# MATERIAL PROVIDED
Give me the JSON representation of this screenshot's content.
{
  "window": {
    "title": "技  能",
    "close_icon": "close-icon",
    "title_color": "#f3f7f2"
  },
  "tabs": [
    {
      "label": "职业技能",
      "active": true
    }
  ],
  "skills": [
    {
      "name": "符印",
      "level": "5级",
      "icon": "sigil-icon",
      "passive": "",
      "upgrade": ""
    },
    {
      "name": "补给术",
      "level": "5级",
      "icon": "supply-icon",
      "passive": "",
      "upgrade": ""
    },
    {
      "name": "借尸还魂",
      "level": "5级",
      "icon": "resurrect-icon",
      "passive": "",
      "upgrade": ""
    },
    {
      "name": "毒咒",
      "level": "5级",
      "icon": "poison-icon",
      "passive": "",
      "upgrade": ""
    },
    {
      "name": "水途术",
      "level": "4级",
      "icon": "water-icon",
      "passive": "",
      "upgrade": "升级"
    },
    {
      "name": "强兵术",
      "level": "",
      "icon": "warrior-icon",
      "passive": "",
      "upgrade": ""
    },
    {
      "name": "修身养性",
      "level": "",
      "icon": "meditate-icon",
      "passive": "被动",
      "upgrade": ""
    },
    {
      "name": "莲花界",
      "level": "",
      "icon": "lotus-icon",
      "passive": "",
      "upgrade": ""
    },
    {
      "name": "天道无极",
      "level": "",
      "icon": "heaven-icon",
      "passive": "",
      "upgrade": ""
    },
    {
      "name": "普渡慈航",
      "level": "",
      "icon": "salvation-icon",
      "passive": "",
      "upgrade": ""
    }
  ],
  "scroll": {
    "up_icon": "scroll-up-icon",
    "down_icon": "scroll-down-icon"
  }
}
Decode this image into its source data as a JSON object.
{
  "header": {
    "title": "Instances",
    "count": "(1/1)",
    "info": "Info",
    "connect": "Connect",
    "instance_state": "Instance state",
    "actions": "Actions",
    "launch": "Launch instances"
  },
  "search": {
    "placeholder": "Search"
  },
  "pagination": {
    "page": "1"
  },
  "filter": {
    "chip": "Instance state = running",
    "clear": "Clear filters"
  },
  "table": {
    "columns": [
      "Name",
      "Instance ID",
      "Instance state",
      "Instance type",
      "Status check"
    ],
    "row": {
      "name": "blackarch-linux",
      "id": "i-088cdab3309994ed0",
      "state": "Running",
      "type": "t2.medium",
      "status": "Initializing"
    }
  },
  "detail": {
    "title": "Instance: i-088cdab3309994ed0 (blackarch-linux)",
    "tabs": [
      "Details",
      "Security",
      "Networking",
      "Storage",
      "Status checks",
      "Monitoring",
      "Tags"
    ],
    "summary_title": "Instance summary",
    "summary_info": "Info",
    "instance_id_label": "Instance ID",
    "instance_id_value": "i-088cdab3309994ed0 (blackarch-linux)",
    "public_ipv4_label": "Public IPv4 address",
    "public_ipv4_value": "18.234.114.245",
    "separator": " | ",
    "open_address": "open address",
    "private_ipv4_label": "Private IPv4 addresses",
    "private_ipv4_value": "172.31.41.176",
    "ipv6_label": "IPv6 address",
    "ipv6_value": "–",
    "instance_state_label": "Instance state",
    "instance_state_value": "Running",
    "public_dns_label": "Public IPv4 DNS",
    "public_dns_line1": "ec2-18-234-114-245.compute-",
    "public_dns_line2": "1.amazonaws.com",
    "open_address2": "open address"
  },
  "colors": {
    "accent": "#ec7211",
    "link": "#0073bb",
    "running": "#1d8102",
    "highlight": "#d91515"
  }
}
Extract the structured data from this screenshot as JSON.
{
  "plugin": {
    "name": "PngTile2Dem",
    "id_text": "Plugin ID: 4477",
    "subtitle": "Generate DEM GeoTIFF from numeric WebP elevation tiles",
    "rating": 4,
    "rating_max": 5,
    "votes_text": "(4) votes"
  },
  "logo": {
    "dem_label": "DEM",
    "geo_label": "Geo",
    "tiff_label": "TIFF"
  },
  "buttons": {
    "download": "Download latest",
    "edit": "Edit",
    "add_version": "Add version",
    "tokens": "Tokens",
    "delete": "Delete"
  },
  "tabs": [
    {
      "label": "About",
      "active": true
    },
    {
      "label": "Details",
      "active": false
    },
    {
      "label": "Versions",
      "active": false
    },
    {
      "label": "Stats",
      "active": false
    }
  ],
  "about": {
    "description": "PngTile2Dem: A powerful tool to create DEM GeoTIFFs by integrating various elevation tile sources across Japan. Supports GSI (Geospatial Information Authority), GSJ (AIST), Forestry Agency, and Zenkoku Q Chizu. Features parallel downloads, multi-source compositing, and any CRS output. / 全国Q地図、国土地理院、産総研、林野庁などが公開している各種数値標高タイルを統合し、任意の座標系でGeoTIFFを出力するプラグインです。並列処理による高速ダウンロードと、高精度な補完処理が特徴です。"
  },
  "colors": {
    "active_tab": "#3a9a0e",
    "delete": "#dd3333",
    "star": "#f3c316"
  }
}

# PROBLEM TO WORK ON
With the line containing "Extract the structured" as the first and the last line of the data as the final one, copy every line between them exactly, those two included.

# COMPLETED EXERCISE
Extract the structured data from this screenshot as JSON.
{
  "plugin": {
    "name": "PngTile2Dem",
    "id_text": "Plugin ID: 4477",
    "subtitle": "Generate DEM GeoTIFF from numeric WebP elevation tiles",
    "rating": 4,
    "rating_max": 5,
    "votes_text": "(4) votes"
  },
  "logo": {
    "dem_label": "DEM",
    "geo_label": "Geo",
    "tiff_label": "TIFF"
  },
  "buttons": {
    "download": "Download latest",
    "edit": "Edit",
    "add_version": "Add version",
    "tokens": "Tokens",
    "delete": "Delete"
  },
  "tabs": [
    {
      "label": "About",
      "active": true
    },
    {
      "label": "Details",
      "active": false
    },
    {
      "label": "Versions",
      "active": false
    },
    {
      "label": "Stats",
      "active": false
    }
  ],
  "about": {
    "description": "PngTile2Dem: A powerful tool to create DEM GeoTIFFs by integrating various elevation tile sources across Japan. Supports GSI (Geospatial Information Authority), GSJ (AIST), Forestry Agency, and Zenkoku Q Chizu. Features parallel downloads, multi-source compositing, and any CRS output. / 全国Q地図、国土地理院、産総研、林野庁などが公開している各種数値標高タイルを統合し、任意の座標系でGeoTIFFを出力するプラグインです。並列処理による高速ダウンロードと、高精度な補完処理が特徴です。"
  },
  "colors": {
    "active_tab": "#3a9a0e",
    "delete": "#dd3333",
    "star": "#f3c316"
  }
}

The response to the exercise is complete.